Most spermatocytic tumors (STs) have an excellent prognosis. In rare instances, metastatic disease has been documented. However, it is unclear if aggressive tumors have specific molecular alterations. Herein, we have studied primary STs with (n = 4) and without (n = 3) anaplastic features, including single-nucleotide polymorphism microarrays for 5 ST (nonanaplastic: 3; anaplastic: 2). The mean age at orchiectomy and tumor size was 49 years and 6.5 cm, respectively. Lymphovascular invasion and necrosis were identified in 3 (of 4, 75%) anaplastic STs, including one with clinically metastatic disease and one with locally aggressive disease. None of the cases in this study exhibited sarcomatoid change. The mean mitotic count was higher in anaplastic tumors (59/10 versus 10/10 high-power fields). All STs in this study were positive for SALL4 and CD117 and negative for OCT3/4 and CD30 (7/7, 100%). SSX-C positivity was identified in all but the locally aggressive anaplastic ST (5 of 6, 83%). All STs showed a consistent gain of chromosome 9 including the locus for the DMRT1 gene (5 of 5 cases, 100%), while gains of chromosome 12p were only seen in 2 (of 2) anaplastic variants. Gains of 12p in anaplastic STs may represent a biomarker of transformation into more aggressive tumors. Alternatively, STs with gain of 12p may represent an intermediate state between type II and type III germ cell tumors. Future studies are needed to validate whether gain of 12p is a consistent feature of STs with anaplastic morphology and its association with aggressive clinical behavior.

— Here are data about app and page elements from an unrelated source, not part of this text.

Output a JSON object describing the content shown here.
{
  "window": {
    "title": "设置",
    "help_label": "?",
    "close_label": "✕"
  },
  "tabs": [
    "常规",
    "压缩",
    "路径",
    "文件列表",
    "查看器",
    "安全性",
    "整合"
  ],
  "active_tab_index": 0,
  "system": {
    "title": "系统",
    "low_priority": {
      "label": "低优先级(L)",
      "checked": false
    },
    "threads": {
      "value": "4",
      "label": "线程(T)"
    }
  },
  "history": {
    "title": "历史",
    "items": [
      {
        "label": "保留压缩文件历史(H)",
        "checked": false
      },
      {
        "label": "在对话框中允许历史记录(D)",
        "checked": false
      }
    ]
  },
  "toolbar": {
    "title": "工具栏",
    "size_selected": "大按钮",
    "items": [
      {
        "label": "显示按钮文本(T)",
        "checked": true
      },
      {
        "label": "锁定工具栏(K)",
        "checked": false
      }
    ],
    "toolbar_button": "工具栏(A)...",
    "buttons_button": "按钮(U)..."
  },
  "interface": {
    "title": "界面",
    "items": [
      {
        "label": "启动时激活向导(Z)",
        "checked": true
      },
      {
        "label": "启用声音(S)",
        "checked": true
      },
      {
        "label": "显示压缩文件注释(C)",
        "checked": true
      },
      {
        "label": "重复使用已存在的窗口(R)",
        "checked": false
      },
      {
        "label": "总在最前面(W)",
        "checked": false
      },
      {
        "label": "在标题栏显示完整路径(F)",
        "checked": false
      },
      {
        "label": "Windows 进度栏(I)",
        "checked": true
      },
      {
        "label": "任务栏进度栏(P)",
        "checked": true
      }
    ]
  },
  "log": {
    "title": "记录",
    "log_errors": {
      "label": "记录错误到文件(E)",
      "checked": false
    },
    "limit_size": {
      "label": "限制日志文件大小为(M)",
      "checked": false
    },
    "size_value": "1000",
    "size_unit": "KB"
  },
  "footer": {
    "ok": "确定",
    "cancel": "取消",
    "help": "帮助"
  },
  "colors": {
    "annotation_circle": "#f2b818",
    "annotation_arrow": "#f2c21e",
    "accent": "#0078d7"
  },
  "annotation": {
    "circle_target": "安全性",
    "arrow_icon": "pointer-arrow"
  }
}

- Anaplastic variant
- Isochromosome 12p
- Spermatocytic tumor
ASJC Scopus subject areas
- Pathology and Forensic Medicine